Of all the lines in these entries, count those that contain "Code" and give only the total.
#####
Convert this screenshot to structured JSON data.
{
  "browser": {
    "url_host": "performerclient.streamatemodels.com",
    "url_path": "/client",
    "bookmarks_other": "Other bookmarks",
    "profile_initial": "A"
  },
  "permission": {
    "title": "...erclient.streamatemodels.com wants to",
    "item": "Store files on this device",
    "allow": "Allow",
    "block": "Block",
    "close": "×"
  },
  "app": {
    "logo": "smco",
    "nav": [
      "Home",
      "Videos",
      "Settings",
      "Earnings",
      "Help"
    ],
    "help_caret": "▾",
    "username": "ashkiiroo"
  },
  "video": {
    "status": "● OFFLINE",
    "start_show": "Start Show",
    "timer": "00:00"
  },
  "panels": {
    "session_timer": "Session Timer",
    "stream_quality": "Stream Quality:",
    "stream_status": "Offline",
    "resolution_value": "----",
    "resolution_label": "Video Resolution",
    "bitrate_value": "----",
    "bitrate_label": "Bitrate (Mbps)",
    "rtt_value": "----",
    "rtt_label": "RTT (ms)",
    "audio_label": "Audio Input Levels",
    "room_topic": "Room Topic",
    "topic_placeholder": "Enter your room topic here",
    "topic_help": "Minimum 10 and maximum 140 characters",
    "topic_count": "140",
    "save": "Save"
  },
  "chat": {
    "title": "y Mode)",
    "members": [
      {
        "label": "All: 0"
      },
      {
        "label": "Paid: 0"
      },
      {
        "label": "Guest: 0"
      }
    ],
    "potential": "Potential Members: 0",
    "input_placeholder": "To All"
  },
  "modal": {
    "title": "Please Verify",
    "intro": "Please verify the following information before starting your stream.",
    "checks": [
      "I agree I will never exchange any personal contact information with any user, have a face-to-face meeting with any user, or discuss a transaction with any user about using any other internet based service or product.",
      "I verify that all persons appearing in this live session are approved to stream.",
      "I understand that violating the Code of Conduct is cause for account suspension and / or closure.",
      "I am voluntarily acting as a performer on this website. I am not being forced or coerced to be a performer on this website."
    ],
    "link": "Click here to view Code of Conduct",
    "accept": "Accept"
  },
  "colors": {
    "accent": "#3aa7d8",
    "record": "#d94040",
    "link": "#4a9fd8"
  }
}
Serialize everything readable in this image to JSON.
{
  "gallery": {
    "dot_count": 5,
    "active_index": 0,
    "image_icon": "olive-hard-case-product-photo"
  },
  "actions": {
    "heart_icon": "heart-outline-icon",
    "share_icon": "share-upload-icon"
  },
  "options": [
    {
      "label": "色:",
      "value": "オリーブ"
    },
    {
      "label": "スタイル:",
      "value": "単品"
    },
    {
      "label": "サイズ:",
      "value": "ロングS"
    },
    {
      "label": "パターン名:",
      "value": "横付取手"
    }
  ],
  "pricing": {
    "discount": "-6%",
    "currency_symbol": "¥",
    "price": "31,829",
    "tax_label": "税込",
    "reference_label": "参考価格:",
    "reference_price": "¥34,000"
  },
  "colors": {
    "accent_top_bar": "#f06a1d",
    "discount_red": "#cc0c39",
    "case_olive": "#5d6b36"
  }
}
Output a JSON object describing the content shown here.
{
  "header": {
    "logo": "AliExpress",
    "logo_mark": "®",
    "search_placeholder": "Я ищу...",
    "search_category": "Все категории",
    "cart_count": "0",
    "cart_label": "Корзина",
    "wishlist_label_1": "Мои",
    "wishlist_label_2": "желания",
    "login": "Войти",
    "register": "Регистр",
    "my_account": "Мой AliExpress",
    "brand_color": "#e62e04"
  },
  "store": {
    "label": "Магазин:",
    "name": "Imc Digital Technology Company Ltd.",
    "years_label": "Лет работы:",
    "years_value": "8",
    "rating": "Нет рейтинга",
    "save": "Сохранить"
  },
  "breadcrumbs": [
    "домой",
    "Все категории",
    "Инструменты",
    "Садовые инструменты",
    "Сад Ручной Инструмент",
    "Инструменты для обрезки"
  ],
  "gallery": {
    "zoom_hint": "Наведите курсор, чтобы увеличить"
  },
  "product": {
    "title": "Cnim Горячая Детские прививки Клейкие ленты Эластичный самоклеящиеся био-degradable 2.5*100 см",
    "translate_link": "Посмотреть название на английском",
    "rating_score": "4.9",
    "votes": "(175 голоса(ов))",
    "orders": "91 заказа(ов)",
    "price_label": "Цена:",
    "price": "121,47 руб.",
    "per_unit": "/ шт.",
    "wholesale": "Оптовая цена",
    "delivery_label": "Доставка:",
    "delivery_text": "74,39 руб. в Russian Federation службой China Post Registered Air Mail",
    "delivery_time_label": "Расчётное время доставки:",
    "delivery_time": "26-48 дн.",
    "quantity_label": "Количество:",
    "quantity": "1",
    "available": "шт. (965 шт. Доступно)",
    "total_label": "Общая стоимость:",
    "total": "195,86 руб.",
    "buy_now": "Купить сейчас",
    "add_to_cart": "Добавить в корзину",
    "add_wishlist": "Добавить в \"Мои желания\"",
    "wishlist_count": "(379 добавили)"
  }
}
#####
RESPONSE TO THIS EXERCISE ->
2